What’s Left of Texas

by Published on

To anyone unfamiliar with the Observer, “Texas Left” might seem an oxymoron, or some grotesque creature hunted to near-extinction in the Piney Woods. Was it last sighted jaywalking across Guadalupe Street when hit by a Hummer? Maybe we can read it as the beginning of a phrase: Texas left … the Union. According to Carl H. Moneyhon, one of 14 scholars contributing to The Texas Left, the state turned left in the aftermath of the Civil War when Union loyalists deposed the secessionists who had seized their property and killed their companions. During Reconstruction, the only sustained period in which the right did not spread its wing across Texas, radical Republicans pushed for universal suffrage and public education. By the 1870s, the white oligarchy was securely back in power.

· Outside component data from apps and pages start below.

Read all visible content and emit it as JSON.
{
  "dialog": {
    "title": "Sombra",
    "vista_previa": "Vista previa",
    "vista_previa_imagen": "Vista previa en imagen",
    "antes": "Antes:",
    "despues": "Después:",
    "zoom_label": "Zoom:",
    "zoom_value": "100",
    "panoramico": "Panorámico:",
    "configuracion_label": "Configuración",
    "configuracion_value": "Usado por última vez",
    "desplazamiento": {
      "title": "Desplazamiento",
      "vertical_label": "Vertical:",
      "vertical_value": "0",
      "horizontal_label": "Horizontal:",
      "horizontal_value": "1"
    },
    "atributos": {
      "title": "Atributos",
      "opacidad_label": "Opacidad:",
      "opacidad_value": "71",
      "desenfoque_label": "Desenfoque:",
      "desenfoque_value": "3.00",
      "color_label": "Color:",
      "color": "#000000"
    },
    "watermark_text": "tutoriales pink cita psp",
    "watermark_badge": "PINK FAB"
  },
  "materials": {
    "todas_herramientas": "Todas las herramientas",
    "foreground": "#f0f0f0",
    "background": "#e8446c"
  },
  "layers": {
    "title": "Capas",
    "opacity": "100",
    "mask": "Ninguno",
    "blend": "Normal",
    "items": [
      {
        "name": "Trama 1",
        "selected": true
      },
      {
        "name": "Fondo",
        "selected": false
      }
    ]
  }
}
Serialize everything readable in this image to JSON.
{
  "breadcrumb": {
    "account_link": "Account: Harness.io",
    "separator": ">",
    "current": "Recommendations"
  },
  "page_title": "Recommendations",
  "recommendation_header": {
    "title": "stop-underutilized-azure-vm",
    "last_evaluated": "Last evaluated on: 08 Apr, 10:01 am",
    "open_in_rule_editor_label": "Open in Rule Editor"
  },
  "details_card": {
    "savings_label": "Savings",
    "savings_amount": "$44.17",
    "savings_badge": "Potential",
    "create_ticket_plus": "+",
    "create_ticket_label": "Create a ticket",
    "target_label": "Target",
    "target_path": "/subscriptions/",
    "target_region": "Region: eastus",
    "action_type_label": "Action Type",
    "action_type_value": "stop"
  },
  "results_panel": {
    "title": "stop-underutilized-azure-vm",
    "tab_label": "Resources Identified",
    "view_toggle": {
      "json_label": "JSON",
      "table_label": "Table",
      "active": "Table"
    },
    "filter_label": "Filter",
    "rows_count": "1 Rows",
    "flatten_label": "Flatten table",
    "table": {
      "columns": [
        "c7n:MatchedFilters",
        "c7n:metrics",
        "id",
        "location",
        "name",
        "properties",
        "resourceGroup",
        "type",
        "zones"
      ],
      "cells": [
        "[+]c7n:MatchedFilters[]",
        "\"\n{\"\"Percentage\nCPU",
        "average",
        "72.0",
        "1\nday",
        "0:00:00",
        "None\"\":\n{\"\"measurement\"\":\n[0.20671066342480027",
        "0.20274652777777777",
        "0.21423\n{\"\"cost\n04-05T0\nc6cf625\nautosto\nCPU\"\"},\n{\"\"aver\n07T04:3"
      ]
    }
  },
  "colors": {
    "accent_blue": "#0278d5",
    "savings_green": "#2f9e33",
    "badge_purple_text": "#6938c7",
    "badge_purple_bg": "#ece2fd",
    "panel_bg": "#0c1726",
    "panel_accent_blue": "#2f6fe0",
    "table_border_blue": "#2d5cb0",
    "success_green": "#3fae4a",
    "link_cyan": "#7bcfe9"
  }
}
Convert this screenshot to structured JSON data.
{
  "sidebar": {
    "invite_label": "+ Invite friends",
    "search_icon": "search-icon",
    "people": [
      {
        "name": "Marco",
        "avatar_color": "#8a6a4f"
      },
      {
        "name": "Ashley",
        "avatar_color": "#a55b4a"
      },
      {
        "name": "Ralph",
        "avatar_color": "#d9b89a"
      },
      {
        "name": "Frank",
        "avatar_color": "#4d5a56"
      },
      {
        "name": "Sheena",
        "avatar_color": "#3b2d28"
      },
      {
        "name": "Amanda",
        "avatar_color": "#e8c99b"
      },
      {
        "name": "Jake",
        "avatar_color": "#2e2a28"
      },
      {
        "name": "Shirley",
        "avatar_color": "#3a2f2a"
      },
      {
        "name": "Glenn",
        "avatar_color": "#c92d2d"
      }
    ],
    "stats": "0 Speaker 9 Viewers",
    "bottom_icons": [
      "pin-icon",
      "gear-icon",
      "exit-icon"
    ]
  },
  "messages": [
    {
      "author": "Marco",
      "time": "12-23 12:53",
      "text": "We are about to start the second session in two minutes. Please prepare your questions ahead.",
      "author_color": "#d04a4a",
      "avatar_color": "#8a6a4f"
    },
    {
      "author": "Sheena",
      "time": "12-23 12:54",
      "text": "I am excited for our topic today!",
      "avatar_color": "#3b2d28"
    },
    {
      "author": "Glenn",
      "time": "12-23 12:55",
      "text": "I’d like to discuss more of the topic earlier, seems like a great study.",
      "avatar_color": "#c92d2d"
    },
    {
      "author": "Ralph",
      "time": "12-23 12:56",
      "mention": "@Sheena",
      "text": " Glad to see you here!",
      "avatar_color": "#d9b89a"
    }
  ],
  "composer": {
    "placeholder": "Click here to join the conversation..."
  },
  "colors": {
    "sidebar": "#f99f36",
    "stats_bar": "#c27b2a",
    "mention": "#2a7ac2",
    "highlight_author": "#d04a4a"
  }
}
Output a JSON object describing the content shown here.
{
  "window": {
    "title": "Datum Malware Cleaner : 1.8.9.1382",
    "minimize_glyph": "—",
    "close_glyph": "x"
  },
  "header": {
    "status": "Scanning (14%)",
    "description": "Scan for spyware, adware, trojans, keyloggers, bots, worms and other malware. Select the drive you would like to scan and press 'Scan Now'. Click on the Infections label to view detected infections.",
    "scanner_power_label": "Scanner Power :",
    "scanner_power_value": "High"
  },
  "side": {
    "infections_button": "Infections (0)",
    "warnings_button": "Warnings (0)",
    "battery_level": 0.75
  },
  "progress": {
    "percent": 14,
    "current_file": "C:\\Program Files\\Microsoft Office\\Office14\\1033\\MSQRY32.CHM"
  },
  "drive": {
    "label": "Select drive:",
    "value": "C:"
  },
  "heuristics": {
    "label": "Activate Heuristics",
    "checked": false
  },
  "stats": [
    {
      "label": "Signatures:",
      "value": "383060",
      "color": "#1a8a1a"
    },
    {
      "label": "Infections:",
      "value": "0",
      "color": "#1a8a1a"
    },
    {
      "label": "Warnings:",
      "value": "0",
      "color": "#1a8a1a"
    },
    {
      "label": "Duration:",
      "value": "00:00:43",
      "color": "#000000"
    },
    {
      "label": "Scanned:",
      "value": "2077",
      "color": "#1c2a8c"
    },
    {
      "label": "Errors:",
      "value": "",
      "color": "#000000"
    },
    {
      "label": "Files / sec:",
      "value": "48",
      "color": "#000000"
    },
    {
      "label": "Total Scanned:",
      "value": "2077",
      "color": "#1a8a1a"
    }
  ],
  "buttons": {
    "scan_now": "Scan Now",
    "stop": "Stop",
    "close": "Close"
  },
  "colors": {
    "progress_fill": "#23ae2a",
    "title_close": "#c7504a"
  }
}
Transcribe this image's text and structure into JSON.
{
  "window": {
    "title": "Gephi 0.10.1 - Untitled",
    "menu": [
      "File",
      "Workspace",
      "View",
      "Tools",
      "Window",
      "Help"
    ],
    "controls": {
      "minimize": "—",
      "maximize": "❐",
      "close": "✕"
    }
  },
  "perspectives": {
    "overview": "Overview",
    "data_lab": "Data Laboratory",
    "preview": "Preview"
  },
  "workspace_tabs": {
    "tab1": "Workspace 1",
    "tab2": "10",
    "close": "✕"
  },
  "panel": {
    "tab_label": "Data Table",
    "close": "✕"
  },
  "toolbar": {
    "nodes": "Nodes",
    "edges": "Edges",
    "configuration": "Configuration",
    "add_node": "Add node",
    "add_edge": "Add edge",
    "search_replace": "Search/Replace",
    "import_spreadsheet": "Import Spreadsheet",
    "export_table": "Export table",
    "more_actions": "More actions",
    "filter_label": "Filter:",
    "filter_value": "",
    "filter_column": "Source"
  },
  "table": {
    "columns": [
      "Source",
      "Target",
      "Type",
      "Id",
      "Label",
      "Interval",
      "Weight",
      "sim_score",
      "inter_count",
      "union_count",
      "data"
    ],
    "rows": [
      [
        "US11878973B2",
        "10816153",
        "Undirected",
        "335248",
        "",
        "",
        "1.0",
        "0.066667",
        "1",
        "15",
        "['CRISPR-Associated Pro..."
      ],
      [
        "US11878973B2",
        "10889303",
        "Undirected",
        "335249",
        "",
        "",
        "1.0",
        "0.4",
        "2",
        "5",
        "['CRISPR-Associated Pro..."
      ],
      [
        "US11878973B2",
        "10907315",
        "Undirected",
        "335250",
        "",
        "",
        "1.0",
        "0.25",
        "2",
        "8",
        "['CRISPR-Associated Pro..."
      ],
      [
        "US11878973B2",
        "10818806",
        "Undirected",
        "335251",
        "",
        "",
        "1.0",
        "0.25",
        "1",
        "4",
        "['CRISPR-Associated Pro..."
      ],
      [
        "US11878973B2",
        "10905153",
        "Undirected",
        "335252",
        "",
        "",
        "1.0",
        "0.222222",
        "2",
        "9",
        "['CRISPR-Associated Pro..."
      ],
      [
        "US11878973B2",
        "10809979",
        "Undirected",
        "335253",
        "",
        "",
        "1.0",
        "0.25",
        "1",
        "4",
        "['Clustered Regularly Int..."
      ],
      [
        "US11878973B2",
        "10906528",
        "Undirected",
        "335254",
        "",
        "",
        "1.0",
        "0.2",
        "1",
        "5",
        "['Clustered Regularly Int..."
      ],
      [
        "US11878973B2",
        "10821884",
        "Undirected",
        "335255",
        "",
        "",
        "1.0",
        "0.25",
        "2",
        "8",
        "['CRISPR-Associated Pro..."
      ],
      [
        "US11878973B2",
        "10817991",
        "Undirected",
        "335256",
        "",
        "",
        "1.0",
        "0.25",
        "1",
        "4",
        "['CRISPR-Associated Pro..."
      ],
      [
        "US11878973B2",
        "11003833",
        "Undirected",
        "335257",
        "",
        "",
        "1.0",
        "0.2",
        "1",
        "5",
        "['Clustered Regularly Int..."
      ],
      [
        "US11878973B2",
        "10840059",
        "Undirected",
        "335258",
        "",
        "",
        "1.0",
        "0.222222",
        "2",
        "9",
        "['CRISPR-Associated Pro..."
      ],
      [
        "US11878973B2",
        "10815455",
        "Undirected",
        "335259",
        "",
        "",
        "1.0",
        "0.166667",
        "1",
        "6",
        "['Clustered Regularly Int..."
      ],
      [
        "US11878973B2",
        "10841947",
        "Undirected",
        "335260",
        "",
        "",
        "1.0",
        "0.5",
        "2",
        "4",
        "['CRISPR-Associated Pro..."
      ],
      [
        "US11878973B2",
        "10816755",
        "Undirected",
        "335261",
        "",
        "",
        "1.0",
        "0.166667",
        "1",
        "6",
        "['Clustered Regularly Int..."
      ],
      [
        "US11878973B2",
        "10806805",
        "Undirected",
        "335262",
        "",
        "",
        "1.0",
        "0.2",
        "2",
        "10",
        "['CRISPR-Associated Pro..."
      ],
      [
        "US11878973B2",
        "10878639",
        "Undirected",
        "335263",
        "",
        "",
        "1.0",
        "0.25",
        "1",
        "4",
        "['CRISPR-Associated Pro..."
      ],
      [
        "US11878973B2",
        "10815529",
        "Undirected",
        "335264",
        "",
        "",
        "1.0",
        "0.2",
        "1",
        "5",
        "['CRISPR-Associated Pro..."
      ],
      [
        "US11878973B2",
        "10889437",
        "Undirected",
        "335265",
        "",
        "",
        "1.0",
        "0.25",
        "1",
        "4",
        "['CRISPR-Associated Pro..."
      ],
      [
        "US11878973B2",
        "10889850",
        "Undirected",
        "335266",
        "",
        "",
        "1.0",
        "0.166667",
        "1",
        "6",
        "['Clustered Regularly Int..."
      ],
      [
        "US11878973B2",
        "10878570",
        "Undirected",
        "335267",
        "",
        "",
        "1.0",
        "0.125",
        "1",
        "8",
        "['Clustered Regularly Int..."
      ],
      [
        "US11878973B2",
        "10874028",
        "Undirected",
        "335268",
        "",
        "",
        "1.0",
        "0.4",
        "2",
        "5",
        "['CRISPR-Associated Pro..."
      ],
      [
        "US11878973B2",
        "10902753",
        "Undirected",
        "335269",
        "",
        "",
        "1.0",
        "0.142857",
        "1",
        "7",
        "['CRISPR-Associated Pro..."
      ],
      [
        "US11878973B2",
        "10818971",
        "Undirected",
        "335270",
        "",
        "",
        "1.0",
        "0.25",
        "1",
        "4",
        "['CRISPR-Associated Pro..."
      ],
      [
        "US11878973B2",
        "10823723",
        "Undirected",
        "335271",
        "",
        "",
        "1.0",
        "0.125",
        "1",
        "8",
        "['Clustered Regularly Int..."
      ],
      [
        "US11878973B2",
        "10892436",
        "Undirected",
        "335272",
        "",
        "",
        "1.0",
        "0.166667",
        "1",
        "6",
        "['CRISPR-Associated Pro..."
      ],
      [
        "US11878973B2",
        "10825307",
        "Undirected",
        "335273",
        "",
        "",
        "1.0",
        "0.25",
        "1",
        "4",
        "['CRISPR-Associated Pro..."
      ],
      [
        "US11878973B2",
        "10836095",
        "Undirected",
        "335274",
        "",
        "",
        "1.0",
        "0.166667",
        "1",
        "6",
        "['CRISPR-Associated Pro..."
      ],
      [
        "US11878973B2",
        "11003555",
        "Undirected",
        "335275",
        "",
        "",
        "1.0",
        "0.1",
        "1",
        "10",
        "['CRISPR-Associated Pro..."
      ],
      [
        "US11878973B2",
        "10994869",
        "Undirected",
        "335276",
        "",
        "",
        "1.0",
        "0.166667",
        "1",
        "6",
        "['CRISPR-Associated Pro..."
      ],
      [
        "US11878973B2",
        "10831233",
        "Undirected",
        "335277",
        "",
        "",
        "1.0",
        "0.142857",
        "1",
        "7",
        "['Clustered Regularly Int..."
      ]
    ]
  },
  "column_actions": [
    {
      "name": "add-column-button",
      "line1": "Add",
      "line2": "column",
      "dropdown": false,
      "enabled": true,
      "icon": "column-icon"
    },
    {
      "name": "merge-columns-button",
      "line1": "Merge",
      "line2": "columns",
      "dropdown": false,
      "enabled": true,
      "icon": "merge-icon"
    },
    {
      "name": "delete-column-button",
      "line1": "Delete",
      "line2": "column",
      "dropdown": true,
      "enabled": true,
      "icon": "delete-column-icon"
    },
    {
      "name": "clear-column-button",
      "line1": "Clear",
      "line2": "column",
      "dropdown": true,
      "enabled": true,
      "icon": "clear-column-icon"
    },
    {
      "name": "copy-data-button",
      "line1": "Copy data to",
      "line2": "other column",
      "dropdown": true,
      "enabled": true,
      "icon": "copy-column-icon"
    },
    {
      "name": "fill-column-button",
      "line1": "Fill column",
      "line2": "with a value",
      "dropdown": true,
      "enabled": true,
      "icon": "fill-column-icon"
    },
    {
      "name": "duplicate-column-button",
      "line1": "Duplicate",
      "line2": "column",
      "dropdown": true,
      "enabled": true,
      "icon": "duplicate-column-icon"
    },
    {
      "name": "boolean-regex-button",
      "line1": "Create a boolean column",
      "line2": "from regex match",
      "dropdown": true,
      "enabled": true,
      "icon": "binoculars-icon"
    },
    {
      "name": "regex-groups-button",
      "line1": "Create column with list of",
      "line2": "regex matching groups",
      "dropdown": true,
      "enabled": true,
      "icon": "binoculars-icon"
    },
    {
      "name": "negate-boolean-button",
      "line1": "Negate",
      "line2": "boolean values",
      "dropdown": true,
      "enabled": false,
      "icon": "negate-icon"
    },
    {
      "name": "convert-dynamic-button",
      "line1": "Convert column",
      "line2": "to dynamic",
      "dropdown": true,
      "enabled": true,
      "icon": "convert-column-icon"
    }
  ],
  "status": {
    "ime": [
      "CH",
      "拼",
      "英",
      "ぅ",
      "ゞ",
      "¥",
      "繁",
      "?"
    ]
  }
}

In his essay for this academic collection, Greg Cantrell provides an inspiring reminder that Texas populism has not always manifested itself in fractious crowds of creationists, birthers, tax rebels, right-to-lifers, gun-worshippers and immigrant-bashers. Founded in 1877, the Farmers Alliance fought exploitative pricing through collective action and agricultural cooperatives. The People’s Party, founded in 1891, advocated a graduated income tax, women’s suffrage, secret ballots and direct election of senators. So alien was the Reagan doctrine, “government is the problem,” that the party favored public ownership of railroads. “I have never been frightened by that scarecrow, strong government,” declared Texas Populist Charles Jenkins in 1894. “I believe in a government strong enough to protect the lives, liberty and property of its citizens.”

After gubernatorial candidate Jerome Kearby captured 44 percent of the vote in 1896, the People’s Party faded away. Within a decade, the Socialist Party was drawing more votes than the Republicans, but not enough to keep the governor’s mansion free from a succession of reactionary residents. Despite successful struggles for safety codes, minimum wages, accident compensation and child-labor laws, George Norris Green and Michael R. Botson Jr. contend that 1920 “turned out to be labor’s high-water mark.” Anti-union animosity soon turned Texas into a “right-to-work” state. Jim Crow continued flapping more than a decade after Brown v. Board of Education, and Latinos still lack opportunities commensurate with their numbers. Though Texas Left contributor Patrick Cox believes that “Texas evinced a more moderate—or at least more diverse—identity than in the rest of the South.”

Texas Left includes the women’s movement, but nothing about gays and lesbians, American Indians or environmental activists. It discusses the NAACP and LULAC, but omits the ACLU. Molly Ivins, Barbara Jordan and Ralph Yarborough receive at least passing mention, but other icons of the left like Sissy Farenthold and John Henry Faulk are missing. A comprehensive account of the Texas left would demand many more pages. That’s small consolation to the beleaguered left in Texas today.

 

Contributing writer Steven G. Kellman teaches at the University of Texas at San Antonio.